There are over 30 varieties of apples commercially grown in Asturias, but only some of the varieties are suitable for fermenting into sidra. As with winemakers, producers of cider must use their skills to combine sour crab apples with sweeter or more bitter varieties, to produce a balanced mix and a pleasant-tasting cider. Sidra Asturiana is a light, musty and tart, but slightly sweet beverage, perfect for enjoying during the warm days of summer.

The cider-making process is a simple one. First, the fruit is washed and chopped. Next, it is softened in water and pressed. The mashed apples are fed to cattle. The apple juice is fermented in barrels until at least a 4.5% alcohol content is obtained. The sidra is left to ferment about 6 months during the fall and winter. The only carbonation in the cider is what occurs naturally during the fermentation of the apples.

asturian cider
The Spruce Eats / Ashley Deleon Nicole

Where and How to Drink Cider in Asturias

Espichas or “first tastings” are a tradition in Asturias where friends, family, and neighbors gather to “taste” the sidra while it is still fermenting in barrels.
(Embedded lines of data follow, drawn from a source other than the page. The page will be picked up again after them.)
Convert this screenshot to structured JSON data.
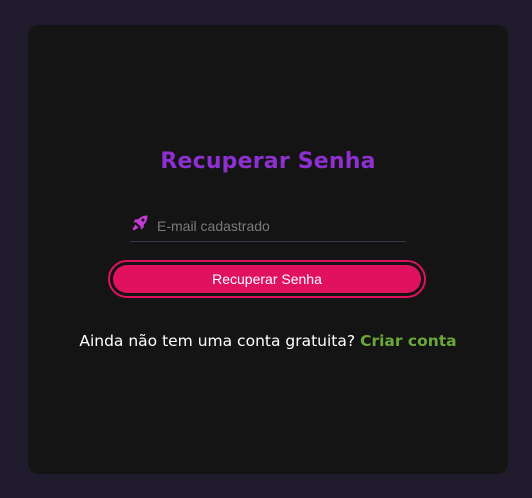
{
  "form": {
    "title": "Recuperar Senha",
    "email_placeholder": "E-mail cadastrado",
    "email_icon": "rocket-icon",
    "submit_label": "Recuperar Senha"
  },
  "signup": {
    "prompt": "Ainda não tem uma conta gratuita?",
    "link_label": "Criar conta"
  },
  "colors": {
    "background": "#201b2c",
    "card": "#141414",
    "title": "#8e2fd0",
    "button": "#e0115f",
    "icon": "#c53bd6",
    "link": "#6aa83b"
  }
}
These espichas are a fun gathering where ham, sausage, bread, and Cabrales cheese are served while everyone drinks some cider right from the barrel! Around about February or March, the cider is then bottled in dark-green glass bottles.
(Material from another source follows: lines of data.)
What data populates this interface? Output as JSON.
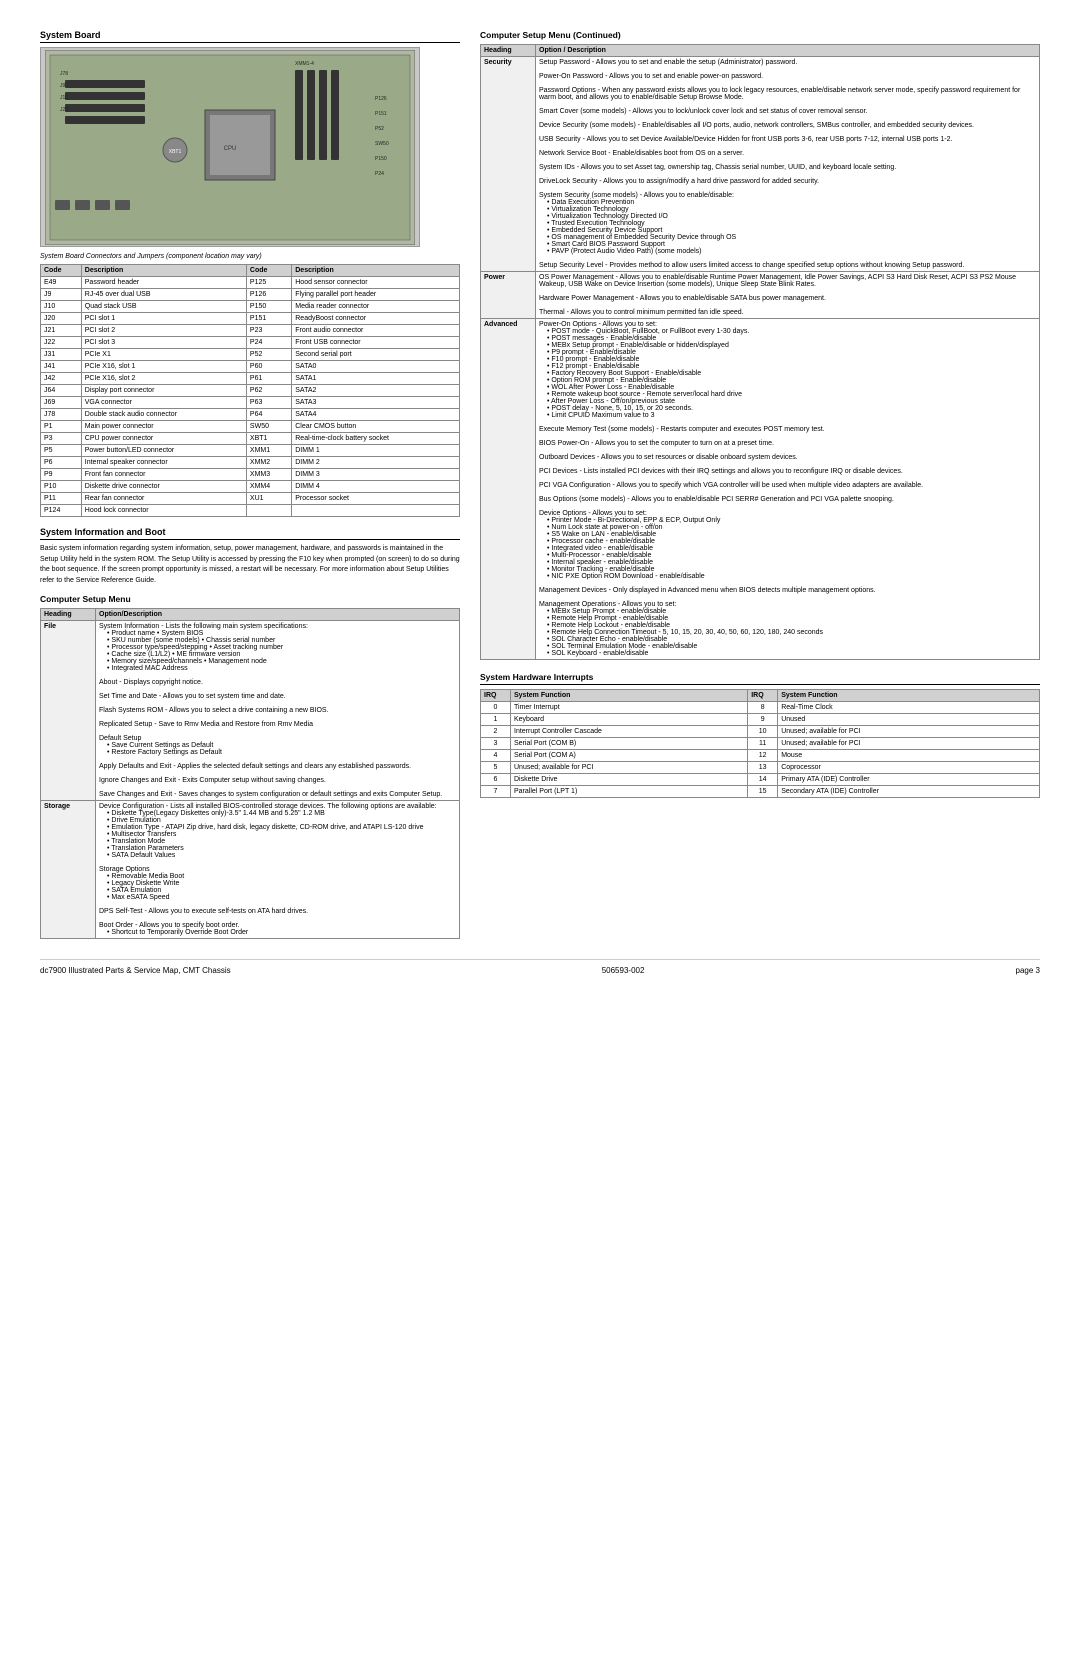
{
  "page": {
    "title": "dc7900 Illustrated Parts & Service Map, CMT Chassis",
    "part_number": "506593-002",
    "page_number": "page 3"
  },
  "system_board_section": {
    "title": "System Board",
    "note": "System Board Connectors and Jumpers (component location may vary)"
  },
  "connectors": [
    {
      "code": "E49",
      "description": "Password header",
      "code2": "P125",
      "description2": "Hood sensor connector"
    },
    {
      "code": "J9",
      "description": "RJ-45 over dual USB",
      "code2": "P126",
      "description2": "Flying parallel port header"
    },
    {
      "code": "J10",
      "description": "Quad stack USB",
      "code2": "P150",
      "description2": "Media reader connector"
    },
    {
      "code": "J20",
      "description": "PCI slot 1",
      "code2": "P151",
      "description2": "ReadyBoost connector"
    },
    {
      "code": "J21",
      "description": "PCI slot 2",
      "code2": "P23",
      "description2": "Front audio connector"
    },
    {
      "code": "J22",
      "description": "PCI slot 3",
      "code2": "P24",
      "description2": "Front USB connector"
    },
    {
      "code": "J31",
      "description": "PCIe X1",
      "code2": "P52",
      "description2": "Second serial port"
    },
    {
      "code": "J41",
      "description": "PCIe X16, slot 1",
      "code2": "P60",
      "description2": "SATA0"
    },
    {
      "code": "J42",
      "description": "PCIe X16, slot 2",
      "code2": "P61",
      "description2": "SATA1"
    },
    {
      "code": "J64",
      "description": "Display port connector",
      "code2": "P62",
      "description2": "SATA2"
    },
    {
      "code": "J69",
      "description": "VGA connector",
      "code2": "P63",
      "description2": "SATA3"
    },
    {
      "code": "J78",
      "description": "Double stack audio connector",
      "code2": "P64",
      "description2": "SATA4"
    },
    {
      "code": "P1",
      "description": "Main power connector",
      "code2": "SW50",
      "description2": "Clear CMOS button"
    },
    {
      "code": "P3",
      "description": "CPU power connector",
      "code2": "XBT1",
      "description2": "Real-time-clock battery socket"
    },
    {
      "code": "P5",
      "description": "Power button/LED connector",
      "code2": "XMM1",
      "description2": "DIMM 1"
    },
    {
      "code": "P6",
      "description": "Internal speaker connector",
      "code2": "XMM2",
      "description2": "DIMM 2"
    },
    {
      "code": "P9",
      "description": "Front fan connector",
      "code2": "XMM3",
      "description2": "DIMM 3"
    },
    {
      "code": "P10",
      "description": "Diskette drive connector",
      "code2": "XMM4",
      "description2": "DIMM 4"
    },
    {
      "code": "P11",
      "description": "Rear fan connector",
      "code2": "XU1",
      "description2": "Processor socket"
    },
    {
      "code": "P124",
      "description": "Hood lock connector",
      "code2": "",
      "description2": ""
    }
  ],
  "system_setup_section": {
    "title": "System Information and Boot",
    "description": "Basic system information regarding system information, setup, power management, hardware, and passwords is maintained in the Setup Utility held in the system ROM. The Setup Utility is accessed by pressing the F10 key when prompted (on screen) to do so during the boot sequence. If the screen prompt opportunity is missed, a restart will be necessary. For more information about Setup Utilities refer to the Service Reference Guide."
  },
  "computer_setup_menu": {
    "title": "Computer Setup Menu",
    "col_heading": "Heading",
    "col_option": "Option/Description",
    "rows": [
      {
        "heading": "File",
        "options": [
          "System Information - Lists the following main system specifications:",
          "• Product name    • System BIOS",
          "• SKU number (some models)    • Chassis serial number",
          "• Processor type/speed/stepping    • Asset tracking number",
          "• Cache size (L1/L2)    • ME firmware version",
          "• Memory size/speed/channels    • Management node",
          "• Integrated MAC Address",
          "",
          "About - Displays copyright notice.",
          "",
          "Set Time and Date - Allows you to set system time and date.",
          "",
          "Flash Systems ROM - Allows you to select a drive containing a new BIOS.",
          "",
          "Replicated Setup - Save to Rmv Media and Restore from Rmv Media",
          "",
          "Default Setup",
          "• Save Current Settings as Default",
          "• Restore Factory Settings as Default",
          "",
          "Apply Defaults and Exit - Applies the selected default settings and clears any established passwords.",
          "",
          "Ignore Changes and Exit - Exits Computer setup without saving changes.",
          "",
          "Save Changes and Exit - Saves changes to system configuration or default settings and exits Computer Setup."
        ]
      },
      {
        "heading": "Storage",
        "options": [
          "Device Configuration - Lists all installed BIOS-controlled storage devices. The following options are available:",
          "• Diskette Type(Legacy Diskettes only)-3.5\" 1.44 MB and 5.25\" 1.2 MB",
          "• Drive Emulation",
          "• Emulation Type - ATAPI Zip drive, hard disk, legacy diskette, CD-ROM drive, and ATAPI LS-120 drive",
          "• Multisector Transfers",
          "• Translation Mode",
          "• Translation Parameters",
          "• SATA Default Values",
          "",
          "Storage Options",
          "• Removable Media Boot",
          "• Legacy Diskette Write",
          "• SATA Emulation",
          "• Max eSATA Speed",
          "",
          "DPS Self-Test - Allows you to execute self-tests on ATA hard drives.",
          "",
          "Boot Order - Allows you to specify boot order.",
          "• Shortcut to Temporarily Override Boot Order"
        ]
      }
    ]
  },
  "computer_setup_continued": {
    "title": "Computer Setup Menu (Continued)",
    "col_heading": "Heading",
    "col_option": "Option / Description",
    "rows": [
      {
        "heading": "Security",
        "options": [
          "Setup Password - Allows you to set and enable the setup (Administrator) password.",
          "",
          "Power-On Password - Allows you to set and enable power-on password.",
          "",
          "Password Options - When any password exists allows you to lock legacy resources, enable/disable network server mode, specify password requirement for warm boot, and allows you to enable/disable Setup Browse Mode.",
          "",
          "Smart Cover (some models) - Allows you to lock/unlock cover lock and set status of cover removal sensor.",
          "",
          "Device Security (some models) - Enable/disables all I/O ports, audio, network controllers, SMBus controller, and embedded security devices.",
          "",
          "USB Security - Allows you to set Device Available/Device Hidden for front USB ports 3-6, rear USB ports 7-12, internal USB ports 1-2.",
          "",
          "Network Service Boot - Enable/disables boot from OS on a server.",
          "",
          "System IDs - Allows you to set Asset tag, ownership tag, Chassis serial number, UUID, and keyboard locale setting.",
          "",
          "DriveLock Security - Allows you to assign/modify a hard drive password for added security.",
          "",
          "System Security (some models) - Allows you to enable/disable:",
          "• Data Execution Prevention",
          "• Virtualization Technology",
          "• Virtualization Technology Directed I/O",
          "• Trusted Execution Technology",
          "• Embedded Security Device Support",
          "• OS management of Embedded Security Device through OS",
          "• Smart Card BIOS Password Support",
          "• PAVP (Protect Audio Video Path) (some models)",
          "",
          "Setup Security Level - Provides method to allow users limited access to change specified setup options without knowing Setup password."
        ]
      },
      {
        "heading": "Power",
        "options": [
          "OS Power Management - Allows you to enable/disable Runtime Power Management, Idle Power Savings, ACPI S3 Hard Disk Reset, ACPI S3 PS2 Mouse Wakeup, USB Wake on Device Insertion (some models), Unique Sleep State Blink Rates.",
          "",
          "Hardware Power Management - Allows you to enable/disable SATA bus power management.",
          "",
          "Thermal - Allows you to control minimum permitted fan idle speed."
        ]
      },
      {
        "heading": "Advanced",
        "options": [
          "Power-On Options - Allows you to set:",
          "• POST mode - QuickBoot, FullBoot, or FullBoot every 1-30 days.",
          "• POST messages - Enable/disable",
          "• MEBx Setup prompt - Enable/disable or hidden/displayed",
          "• P9 prompt - Enable/disable",
          "• F10 prompt - Enable/disable",
          "• F12 prompt - Enable/disable",
          "• Factory Recovery Boot Support - Enable/disable",
          "• Option ROM prompt - Enable/disable",
          "• WOL After Power Loss - Enable/disable",
          "• Remote wakeup boot source - Remote server/local hard drive",
          "• After Power Loss - Off/on/previous state",
          "• POST delay - None, 5, 10, 15, or 20 seconds.",
          "• Limit CPUID Maximum value to 3",
          "",
          "Execute Memory Test (some models) - Restarts computer and executes POST memory test.",
          "",
          "BIOS Power-On - Allows you to set the computer to turn on at a preset time.",
          "",
          "Outboard Devices - Allows you to set resources or disable onboard system devices.",
          "",
          "PCI Devices - Lists installed PCI devices with their IRQ settings and allows you to reconfigure IRQ or disable devices.",
          "",
          "PCI VGA Configuration - Allows you to specify which VGA controller will be used when multiple video adapters are available.",
          "",
          "Bus Options (some models) - Allows you to enable/disable PCI SERR# Generation and PCI VGA palette snooping.",
          "",
          "Device Options - Allows you to set:",
          "• Printer Mode - Bi-Directional, EPP & ECP, Output Only",
          "• Num Lock state at power-on - off/on",
          "• S5 Wake on LAN - enable/disable",
          "• Processor cache - enable/disable",
          "• Integrated video - enable/disable",
          "• Multi-Processor - enable/disable",
          "• Internal speaker - enable/disable",
          "• Monitor Tracking - enable/disable",
          "• NIC PXE Option ROM Download - enable/disable",
          "",
          "Management Devices - Only displayed in Advanced menu when BIOS detects multiple management options.",
          "",
          "Management Operations - Allows you to set:",
          "• MEBx Setup Prompt - enable/disable",
          "• Remote Help Prompt - enable/disable",
          "• Remote Help Lockout - enable/disable",
          "• Remote Help Connection Timeout - 5, 10, 15, 20, 30, 40, 50, 60, 120, 180, 240 seconds",
          "• SOL Character Echo - enable/disable",
          "• SOL Terminal Emulation Mode - enable/disable",
          "• SOL Keyboard - enable/disable"
        ]
      }
    ]
  },
  "irq_section": {
    "title": "System Hardware Interrupts",
    "col_irq1": "IRQ",
    "col_func1": "System Function",
    "col_irq2": "IRQ",
    "col_func2": "System Function",
    "rows": [
      {
        "irq1": "0",
        "func1": "Timer Interrupt",
        "irq2": "8",
        "func2": "Real-Time Clock"
      },
      {
        "irq1": "1",
        "func1": "Keyboard",
        "irq2": "9",
        "func2": "Unused"
      },
      {
        "irq1": "2",
        "func1": "Interrupt Controller Cascade",
        "irq2": "10",
        "func2": "Unused; available for PCI"
      },
      {
        "irq1": "3",
        "func1": "Serial Port (COM B)",
        "irq2": "11",
        "func2": "Unused; available for PCI"
      },
      {
        "irq1": "4",
        "func1": "Serial Port (COM A)",
        "irq2": "12",
        "func2": "Mouse"
      },
      {
        "irq1": "5",
        "func1": "Unused; available for PCI",
        "irq2": "13",
        "func2": "Coprocessor"
      },
      {
        "irq1": "6",
        "func1": "Diskette Drive",
        "irq2": "14",
        "func2": "Primary ATA (IDE) Controller"
      },
      {
        "irq1": "7",
        "func1": "Parallel Port (LPT 1)",
        "irq2": "15",
        "func2": "Secondary ATA (IDE) Controller"
      }
    ]
  }
}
Cider is traditionally sold in establishments called sidrerias, where the bartender serves the cider with drama. Holding a large, rustic glass in one hand and a bottle of cider in the other, he raises the bottle above his head and lets the chilled cider fall into the glass, producing a bit of foam from the carbonation. This pouring method is called escanciar in Spanish and is said to be necessary in order to produce the best flavor from the sidra. In addition, the large, wide-mouthed glass is never filled, but only an inch or two of cider is poured into the glass. Tradition says it must be drunk immediately and should not be allowed to stand.